Data for processing: Begin

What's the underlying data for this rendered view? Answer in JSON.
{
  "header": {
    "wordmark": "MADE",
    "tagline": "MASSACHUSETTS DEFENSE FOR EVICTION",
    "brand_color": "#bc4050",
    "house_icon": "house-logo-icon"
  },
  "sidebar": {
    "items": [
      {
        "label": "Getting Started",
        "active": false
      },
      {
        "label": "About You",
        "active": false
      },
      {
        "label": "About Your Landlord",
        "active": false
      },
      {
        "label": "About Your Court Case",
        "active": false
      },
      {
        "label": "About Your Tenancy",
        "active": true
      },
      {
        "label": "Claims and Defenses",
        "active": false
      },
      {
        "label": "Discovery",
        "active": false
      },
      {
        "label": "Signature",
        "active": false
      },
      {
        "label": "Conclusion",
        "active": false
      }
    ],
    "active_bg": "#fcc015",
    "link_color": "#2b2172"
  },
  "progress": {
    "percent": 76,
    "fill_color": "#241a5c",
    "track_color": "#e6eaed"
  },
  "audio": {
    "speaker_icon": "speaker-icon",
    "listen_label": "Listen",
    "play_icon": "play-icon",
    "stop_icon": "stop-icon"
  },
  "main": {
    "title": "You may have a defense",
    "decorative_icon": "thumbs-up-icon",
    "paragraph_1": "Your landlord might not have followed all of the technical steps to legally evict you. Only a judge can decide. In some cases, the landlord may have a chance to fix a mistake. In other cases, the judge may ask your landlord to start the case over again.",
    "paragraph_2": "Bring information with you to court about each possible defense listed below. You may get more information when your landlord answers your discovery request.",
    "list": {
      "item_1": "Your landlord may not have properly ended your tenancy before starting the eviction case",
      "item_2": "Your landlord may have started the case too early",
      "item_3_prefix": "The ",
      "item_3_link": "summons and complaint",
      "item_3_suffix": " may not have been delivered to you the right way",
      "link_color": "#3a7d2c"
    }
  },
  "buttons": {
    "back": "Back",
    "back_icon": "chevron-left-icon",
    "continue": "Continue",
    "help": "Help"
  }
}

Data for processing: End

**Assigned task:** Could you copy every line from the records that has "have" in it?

**Answer box:**
    "title": "You may have a defense",
    "paragraph_1": "Your landlord might not have followed all of the technical steps to legally evict you. Only a judge can decide. In some cases, the landlord may have a chance to fix a mistake. In other cases, the judge may ask your landlord to start the case over again.",
      "item_1": "Your landlord may not have properly ended your tenancy before starting the eviction case",
      "item_2": "Your landlord may have started the case too early",
      "item_3_suffix": " may not have been delivered to you the right way",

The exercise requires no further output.